Simulacra – strategies of selves is Nusra Latif Qureshi’s first solo exhibition since joining Sutton Gallery in 2012. The exhibition features a series of digital prints that investigate ideas of identity and self-perception.
Nusra Latif Qureshi trained in Lahore in the Mughal miniature painting tradition and has developed a distinct and rich visual arts practice that engages with the visual histories of South Asia. Her work reveals a complex negotiation of stereotypes and the perceived past, presenting history as a collection of overlapping fragments rearranged to construct new narratives. Since moving to Melbourne in 2001, Qureshi’s work has also increasingly reflected upon her personal experience of being an immigrant woman in Australian society.
For Simulacra – strategies of selves, Qureshi has utilised cultural markers in their most obvious and explicit forms – clothing, jewellery and make-up – to craft a shifting and ambiguous identity. In some images the subject wears a white mask, chosen for its many charged social and post-colonial associations. Qureshi chose to engage the medium of photography for these works, given its distinct role in the formation and presentation of personal identity. Qureshi describes the photograph as ‘a space where self-perception conjoins, dissects, separates and faces the perceptions of the other … the aim of these photo-pictures is to address the absurdity of the perception that a single, formative identity must define a person’.
Although known for her miniature paintings, Qureshi has previously engaged the photographic medium to create the bold, large-scale work Did you come here to find history?, a nearly nine metre long digital print on transparent film produced for the 53rd Venice Biennale in 2009, which was subsequently exhibited at the National Portrait Gallery, Canberra, and recently acquired by the Tate in the UK.
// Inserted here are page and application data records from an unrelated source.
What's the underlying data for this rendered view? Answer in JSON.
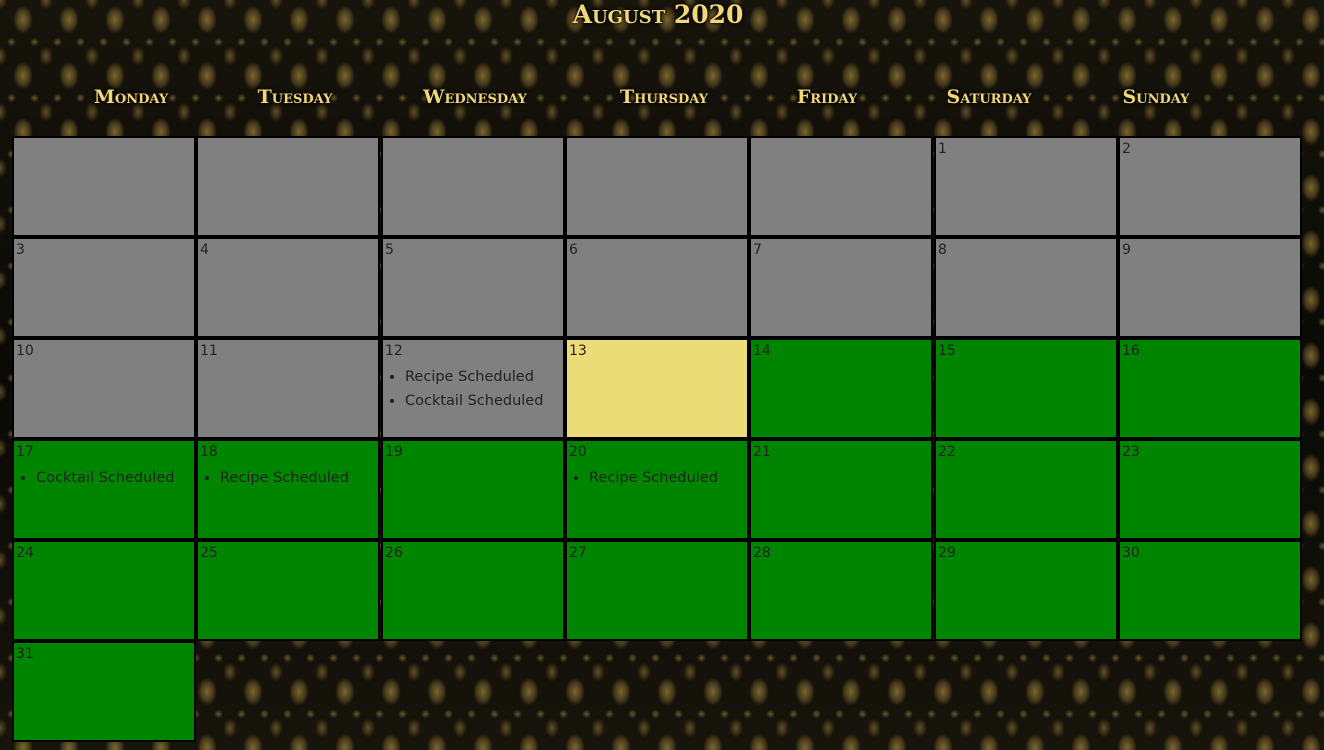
{
  "calendar": {
    "title": "August 2020",
    "weekdays": [
      "Monday",
      "Tuesday",
      "Wednesday",
      "Thursday",
      "Friday",
      "Saturday",
      "Sunday"
    ],
    "today": 13,
    "leading_blanks": 5,
    "days": [
      {
        "day": "1",
        "events": []
      },
      {
        "day": "2",
        "events": []
      },
      {
        "day": "3",
        "events": []
      },
      {
        "day": "4",
        "events": []
      },
      {
        "day": "5",
        "events": []
      },
      {
        "day": "6",
        "events": []
      },
      {
        "day": "7",
        "events": []
      },
      {
        "day": "8",
        "events": []
      },
      {
        "day": "9",
        "events": []
      },
      {
        "day": "10",
        "events": []
      },
      {
        "day": "11",
        "events": []
      },
      {
        "day": "12",
        "events": [
          "Recipe Scheduled",
          "Cocktail Scheduled"
        ]
      },
      {
        "day": "13",
        "events": []
      },
      {
        "day": "14",
        "events": []
      },
      {
        "day": "15",
        "events": []
      },
      {
        "day": "16",
        "events": []
      },
      {
        "day": "17",
        "events": [
          "Cocktail Scheduled"
        ]
      },
      {
        "day": "18",
        "events": [
          "Recipe Scheduled"
        ]
      },
      {
        "day": "19",
        "events": []
      },
      {
        "day": "20",
        "events": [
          "Recipe Scheduled"
        ]
      },
      {
        "day": "21",
        "events": []
      },
      {
        "day": "22",
        "events": []
      },
      {
        "day": "23",
        "events": []
      },
      {
        "day": "24",
        "events": []
      },
      {
        "day": "25",
        "events": []
      },
      {
        "day": "26",
        "events": []
      },
      {
        "day": "27",
        "events": []
      },
      {
        "day": "28",
        "events": []
      },
      {
        "day": "29",
        "events": []
      },
      {
        "day": "30",
        "events": []
      },
      {
        "day": "31",
        "events": []
      }
    ]
  },
  "colors": {
    "past": "#808080",
    "today": "#ebdc77",
    "future": "#008500",
    "heading": "#f1d77a"
  }
}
Nusra Latif Qureshi lectured at the National School of Art in Lahore from 1995 to 1999, immigrating to Australia in 2001 to take up postgraduate studies at the Victorian College of the Arts, The University of Melbourne. She has shown in numerous solo and group exhibitions across Asia, Australia, Europe and the United States, including a solo exhibition at Smith College Museum of Art, Northampton, in 2004.
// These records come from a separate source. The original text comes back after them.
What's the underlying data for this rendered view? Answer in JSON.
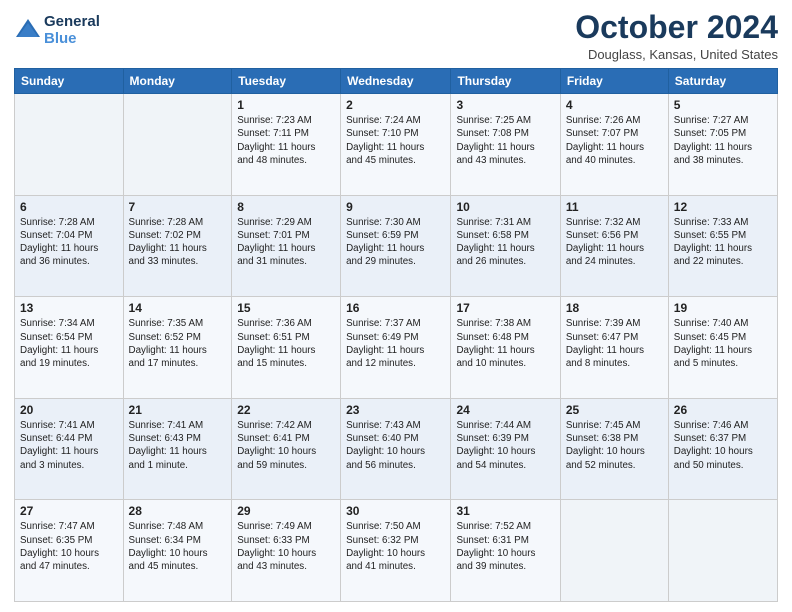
{
  "header": {
    "logo_line1": "General",
    "logo_line2": "Blue",
    "month": "October 2024",
    "location": "Douglass, Kansas, United States"
  },
  "days_of_week": [
    "Sunday",
    "Monday",
    "Tuesday",
    "Wednesday",
    "Thursday",
    "Friday",
    "Saturday"
  ],
  "weeks": [
    [
      {
        "day": "",
        "info": ""
      },
      {
        "day": "",
        "info": ""
      },
      {
        "day": "1",
        "info": "Sunrise: 7:23 AM\nSunset: 7:11 PM\nDaylight: 11 hours\nand 48 minutes."
      },
      {
        "day": "2",
        "info": "Sunrise: 7:24 AM\nSunset: 7:10 PM\nDaylight: 11 hours\nand 45 minutes."
      },
      {
        "day": "3",
        "info": "Sunrise: 7:25 AM\nSunset: 7:08 PM\nDaylight: 11 hours\nand 43 minutes."
      },
      {
        "day": "4",
        "info": "Sunrise: 7:26 AM\nSunset: 7:07 PM\nDaylight: 11 hours\nand 40 minutes."
      },
      {
        "day": "5",
        "info": "Sunrise: 7:27 AM\nSunset: 7:05 PM\nDaylight: 11 hours\nand 38 minutes."
      }
    ],
    [
      {
        "day": "6",
        "info": "Sunrise: 7:28 AM\nSunset: 7:04 PM\nDaylight: 11 hours\nand 36 minutes."
      },
      {
        "day": "7",
        "info": "Sunrise: 7:28 AM\nSunset: 7:02 PM\nDaylight: 11 hours\nand 33 minutes."
      },
      {
        "day": "8",
        "info": "Sunrise: 7:29 AM\nSunset: 7:01 PM\nDaylight: 11 hours\nand 31 minutes."
      },
      {
        "day": "9",
        "info": "Sunrise: 7:30 AM\nSunset: 6:59 PM\nDaylight: 11 hours\nand 29 minutes."
      },
      {
        "day": "10",
        "info": "Sunrise: 7:31 AM\nSunset: 6:58 PM\nDaylight: 11 hours\nand 26 minutes."
      },
      {
        "day": "11",
        "info": "Sunrise: 7:32 AM\nSunset: 6:56 PM\nDaylight: 11 hours\nand 24 minutes."
      },
      {
        "day": "12",
        "info": "Sunrise: 7:33 AM\nSunset: 6:55 PM\nDaylight: 11 hours\nand 22 minutes."
      }
    ],
    [
      {
        "day": "13",
        "info": "Sunrise: 7:34 AM\nSunset: 6:54 PM\nDaylight: 11 hours\nand 19 minutes."
      },
      {
        "day": "14",
        "info": "Sunrise: 7:35 AM\nSunset: 6:52 PM\nDaylight: 11 hours\nand 17 minutes."
      },
      {
        "day": "15",
        "info": "Sunrise: 7:36 AM\nSunset: 6:51 PM\nDaylight: 11 hours\nand 15 minutes."
      },
      {
        "day": "16",
        "info": "Sunrise: 7:37 AM\nSunset: 6:49 PM\nDaylight: 11 hours\nand 12 minutes."
      },
      {
        "day": "17",
        "info": "Sunrise: 7:38 AM\nSunset: 6:48 PM\nDaylight: 11 hours\nand 10 minutes."
      },
      {
        "day": "18",
        "info": "Sunrise: 7:39 AM\nSunset: 6:47 PM\nDaylight: 11 hours\nand 8 minutes."
      },
      {
        "day": "19",
        "info": "Sunrise: 7:40 AM\nSunset: 6:45 PM\nDaylight: 11 hours\nand 5 minutes."
      }
    ],
    [
      {
        "day": "20",
        "info": "Sunrise: 7:41 AM\nSunset: 6:44 PM\nDaylight: 11 hours\nand 3 minutes."
      },
      {
        "day": "21",
        "info": "Sunrise: 7:41 AM\nSunset: 6:43 PM\nDaylight: 11 hours\nand 1 minute."
      },
      {
        "day": "22",
        "info": "Sunrise: 7:42 AM\nSunset: 6:41 PM\nDaylight: 10 hours\nand 59 minutes."
      },
      {
        "day": "23",
        "info": "Sunrise: 7:43 AM\nSunset: 6:40 PM\nDaylight: 10 hours\nand 56 minutes."
      },
      {
        "day": "24",
        "info": "Sunrise: 7:44 AM\nSunset: 6:39 PM\nDaylight: 10 hours\nand 54 minutes."
      },
      {
        "day": "25",
        "info": "Sunrise: 7:45 AM\nSunset: 6:38 PM\nDaylight: 10 hours\nand 52 minutes."
      },
      {
        "day": "26",
        "info": "Sunrise: 7:46 AM\nSunset: 6:37 PM\nDaylight: 10 hours\nand 50 minutes."
      }
    ],
    [
      {
        "day": "27",
        "info": "Sunrise: 7:47 AM\nSunset: 6:35 PM\nDaylight: 10 hours\nand 47 minutes."
      },
      {
        "day": "28",
        "info": "Sunrise: 7:48 AM\nSunset: 6:34 PM\nDaylight: 10 hours\nand 45 minutes."
      },
      {
        "day": "29",
        "info": "Sunrise: 7:49 AM\nSunset: 6:33 PM\nDaylight: 10 hours\nand 43 minutes."
      },
      {
        "day": "30",
        "info": "Sunrise: 7:50 AM\nSunset: 6:32 PM\nDaylight: 10 hours\nand 41 minutes."
      },
      {
        "day": "31",
        "info": "Sunrise: 7:52 AM\nSunset: 6:31 PM\nDaylight: 10 hours\nand 39 minutes."
      },
      {
        "day": "",
        "info": ""
      },
      {
        "day": "",
        "info": ""
      }
    ]
  ]
}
Other selected exhibitions include: Air born, McClelland Gallery & Sculpture Park, Langwarrin, Victoria, 2013; Nothing to Declare?, The Academy of Arts, Brandenburger Tor, Berlin, 2013; Negotiating This World: Contemporary Australian Art, National Gallery of Victoria, Melbourne, 2012; Sub-Tropical Heat: New Art from South Asia, Govett-Brewster Art Gallery, New Zealand, 2012; Beyond the Self, National Portrait Gallery, Canberra, 2011; Realms of Intimacy: Miniaturist Practice from Pakistan, Contemporary Arts Center, Cincinnati, 2011; The Rising Tide, Mohatta Palace Museum, Karachi, Pakistan, 2010; Beyond The Page, Pacific Asia Museum, Pasadena, 2010; Living Traditions, National Art Gallery, Islamabad, Pakistan, 2009; East West Divan: Contemporary Art from Iran, Afghanistan and Pakistan, 53rd Venice Biennale, 2009; An Ever Expanding Universe, Perth Institute of Contemporary Arts, 2008; 5th Asia-Pacific Triennial Queensland Art Gallery, Brisbane, 2006; Karkhana: A Contemporary Collaboration, Aldrich Contemporary Art Museum, Connecticut, and
San Francisco Asian Art Museum, 2005; and Beyond Borders: Art of Pakistan, National Gallery of Modern Art, Mumbai, 2005. Earlier this year Qureshi was invited by the Australian Tapestry Workshop to create a tapestry in celebration of the Queen’s Diamond Jubilee.